A focal point can be anything. A wristband. A watch. Writing on a shoe. Even part of the surface you compete on, like a field goal or a net.

Have your athlete pick something that they will see pretty regularly and then give them a truth you want them to claim internally every time they see it.

For athletes struggling with performance anxiety, here are a couple options. Every time you see your focal point, say to yourself:

  • I am safe

  • I am loved

  • This is just a game

  • Smile

  • Have fun

Focal points are a practical way for athletes at any age to “snap out of it” and remind themselves of a truer reality than they may be currently experiencing.

You can even get creative and make focal points for your whole family or your kid’s entire team.

Practice delayed cheering/encouragement

Take a deep breath before reading the rest of this. I think one of the reasons our kids are so anxious in sport is because of our “cheering.” I’m serious. I’ve become more and more convicted that when I am at a sporting event, my job (if I am not a coach) is to just sit, watch and enjoy. For the most part, I try to be silent.

In my restraint, this is what I hear all around me. “Go! Go! Get it! Shoot! Pass! Run! Come on! Bad call! What?! Yes! No!” Literally all game. And these are screamed at the young athletes.

Here’s another exercise we have done with college athletes at our Ultimate Training Camps in the summer. We have them compete in complete silence. No cheering. No encouraging. No talking to the refs.
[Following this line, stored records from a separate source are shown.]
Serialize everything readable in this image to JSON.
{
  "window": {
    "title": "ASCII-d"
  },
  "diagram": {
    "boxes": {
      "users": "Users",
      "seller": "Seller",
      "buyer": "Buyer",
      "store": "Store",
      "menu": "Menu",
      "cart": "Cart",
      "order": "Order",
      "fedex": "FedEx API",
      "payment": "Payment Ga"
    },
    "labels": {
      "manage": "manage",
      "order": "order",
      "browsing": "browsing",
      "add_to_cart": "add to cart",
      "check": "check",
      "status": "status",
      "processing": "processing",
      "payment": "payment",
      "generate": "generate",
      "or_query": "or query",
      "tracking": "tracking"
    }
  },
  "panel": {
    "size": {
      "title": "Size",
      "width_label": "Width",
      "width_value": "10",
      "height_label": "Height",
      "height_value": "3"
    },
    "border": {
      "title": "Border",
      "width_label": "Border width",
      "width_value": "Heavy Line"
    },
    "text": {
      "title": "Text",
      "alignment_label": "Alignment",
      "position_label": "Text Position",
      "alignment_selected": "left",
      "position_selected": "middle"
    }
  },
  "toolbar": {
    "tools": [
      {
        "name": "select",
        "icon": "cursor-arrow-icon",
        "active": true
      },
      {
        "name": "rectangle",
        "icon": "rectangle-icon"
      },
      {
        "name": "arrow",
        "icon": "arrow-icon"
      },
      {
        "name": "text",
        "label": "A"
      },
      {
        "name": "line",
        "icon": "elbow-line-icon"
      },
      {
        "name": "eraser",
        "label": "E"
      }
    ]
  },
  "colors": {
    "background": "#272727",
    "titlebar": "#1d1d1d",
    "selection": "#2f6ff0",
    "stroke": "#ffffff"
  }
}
And the response we get from most athletes, besides it being weird and an entirely new experience, is that it is freeing.

Parents, even though we may have the best intentions in our cheering, the words we use, the decibel level we choose, and the tone we layer it with add pressure to our kids. Our constant cheering, coaching, and correction is one of the root causes of performance anxiety. They don’t want to let us down and our words/tone often communicate that this competition is a big deal to us.

Don’t believe me? Next time you are at your kid’s sporting event, try not to say anything and just take inventory of what happens in the stands or sidelines. Seriously, it’s a healthy exercise to try.

I don’t think complete silence is the answer. Sports are fun, in part, because people cheer and create an exciting environment. What I am suggesting is this: Let your young athlete be fully in the moment without hearing your voice constantly yelling unhelpful, anxiety-producing words. When they are running to the ball, let them run without you yelling at them to run. When the play is finished, clap and say great hustle. Watch, let them play and figure it out, and when the play is complete, encourage them, cheer for them and love them. And repeat.

Pray with them and for them

When dealing with performance anxiety in our kids, our playbook can include more than prayer, but certainly not less.

Prayer is a gift given to us by God to talk to Him, enjoy Him and make intercession to Him on behalf of other people.

And He listens.

We know from God’s own heart that He desires for us to live free from anxiety (Philippians 4:6-7).

Here is a prayer you could use moving forward as part of your pre-game rhythms:

God thank you for giving Hudson the skill to play this sport. God, you love Hudson deeply. We love him deeply too. In the moments today when he feels anxious, for whatever reason, would you remind Him that he is loved. Maybe even use his focal point today to remind him! God, you promise your peace to those who ask for it. So we ask for it now. Give Hudson peace that transcends all understanding today. He does not need to prove anything to anyone, we love him just as he is. Amen.

Nerves are ok. Leverage the power of choice. Celebrate failures. Prioritize play over performance. Have and teach perspective. Incorporate pre-game rhythms. Use focal points. Practice delayed cheering. And don’t forget to pray.

These won’t guarantee an anxiety-free sport experience, but applying some of them will best position your kid—and you, to thrive as you navigate the increasingly crazy world that is youth sports.